Under newly proposed regulations, the presence of any amount of lead dust on floors and window sills will now be classified as “hazardous” and require immediate remediation. This development comes as a response to growing concerns over the health risks associated with lead exposure, particularly among children.
Lead dust, which is often a byproduct of deteriorating lead-based paint, poses a significant threat to human health, especially when it is ingested or inhaled. Even minimal amounts of lead dust can have serious consequences, leading to irreversible health issues, including developmental delays, learning disabilities, and behavioral problems. Children under the age of six are considered particularly vulnerable to the harmful effects of lead exposure.
The proposed regulations seek to address this pressing issue by tightening the standards for determining what constitutes a hazardous level of lead dust. Previously, an area could have low levels of lead dust without being classified as hazardous. However, under the new rules, even the smallest amount of lead dust in floors and window sills would trigger the need for abatement measures to be taken.
Public health officials and experts have welcomed the proposed regulations, citing the urgent need to protect children and vulnerable populations from the dangers of lead exposure. However, some critics argue that the stricter guidelines could lead to a surge in abatement projects, potentially causing delays and increased costs for homeowners and businesses. To strike a balance, stakeholders are calling for additional resources and support to ensure the smooth implementation of the regulations without burdening property owners.

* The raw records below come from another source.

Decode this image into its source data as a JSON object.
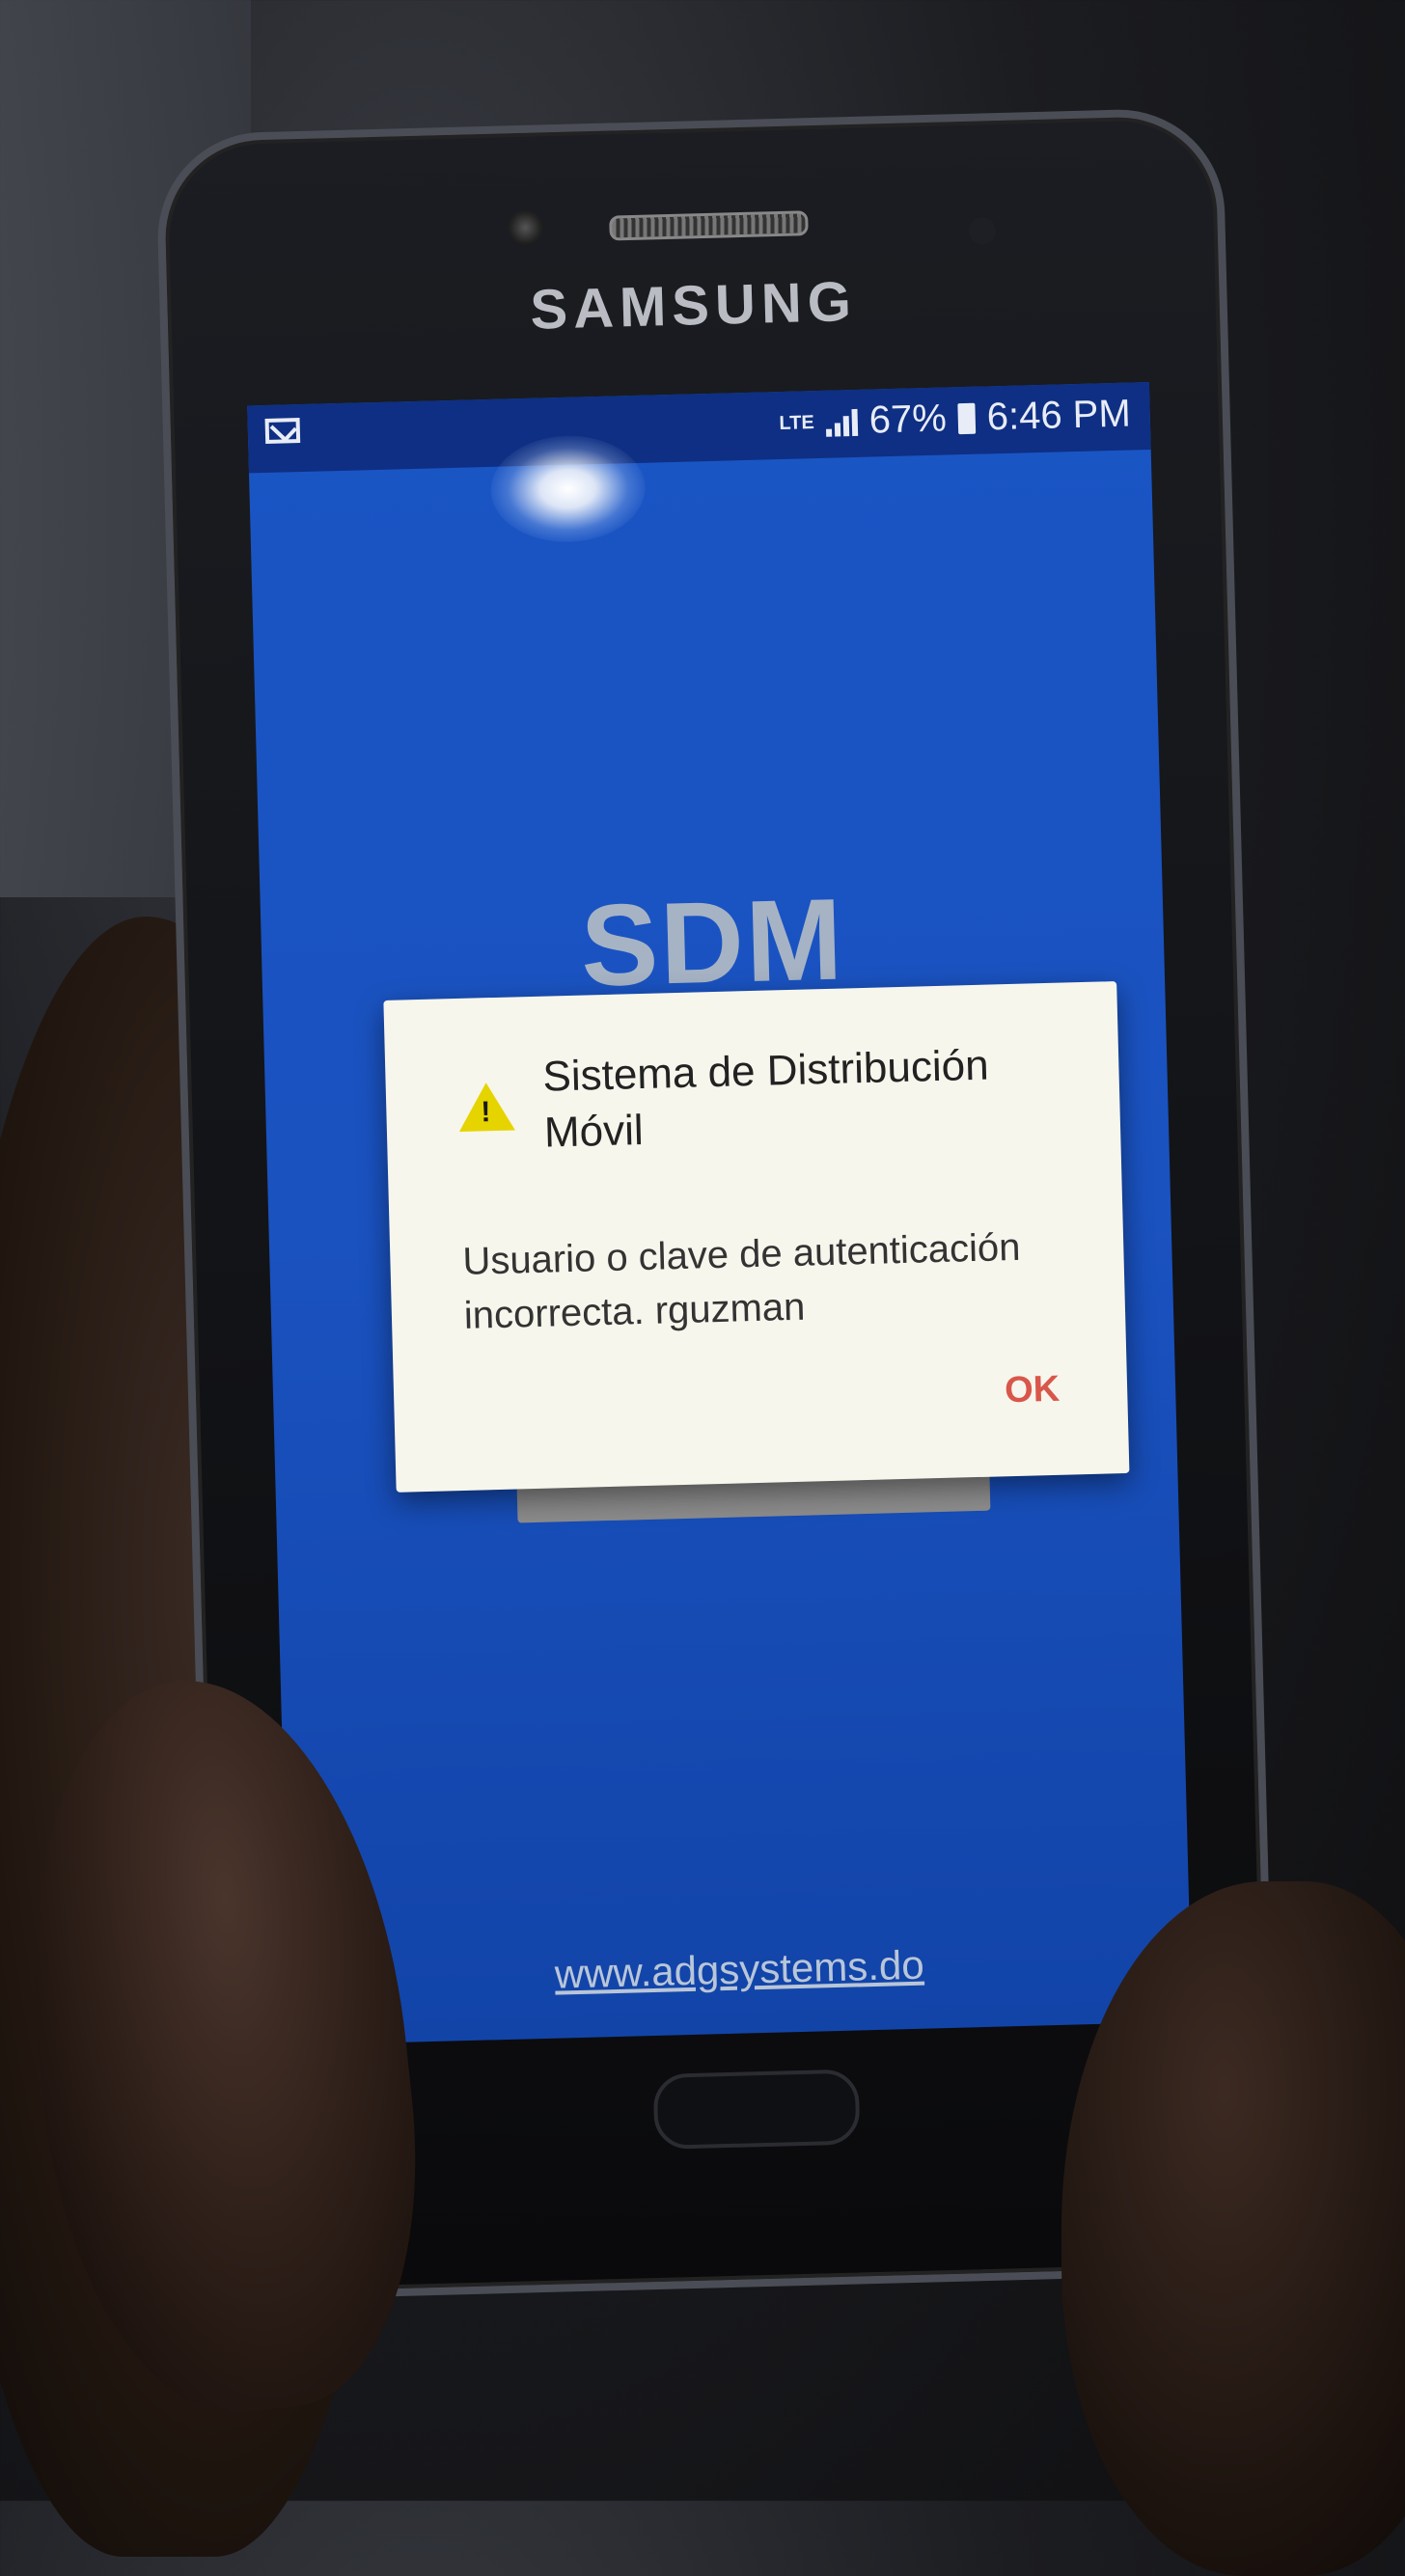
{
  "phone": {
    "brand": "SAMSUNG"
  },
  "status_bar": {
    "mail_icon": "mail-icon",
    "network": "LTE",
    "battery_percent": "67%",
    "time": "6:46 PM"
  },
  "app": {
    "title": "SDM",
    "website": "www.adgsystems.do"
  },
  "dialog": {
    "icon": "warning-icon",
    "title": "Sistema de Distribución Móvil",
    "message": "Usuario o clave de autenticación incorrecta. rguzman",
    "ok_label": "OK",
    "ok_color": "#d9564a",
    "warning_color": "#e6d400"
  },
  "colors": {
    "screen_blue": "#1a52c0",
    "status_bar": "#0e2f83"
  }
}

As the debate continues, it is clear that addressing the hazards of lead dust is crucial to safeguarding public health and preventing long-term harm. The proposed regulations aim to support these efforts by implementing stricter guidelines on lead dust levels, urging prompt abatement measures to ensure the safety and well-being of individuals, especially the most vulnerable among us.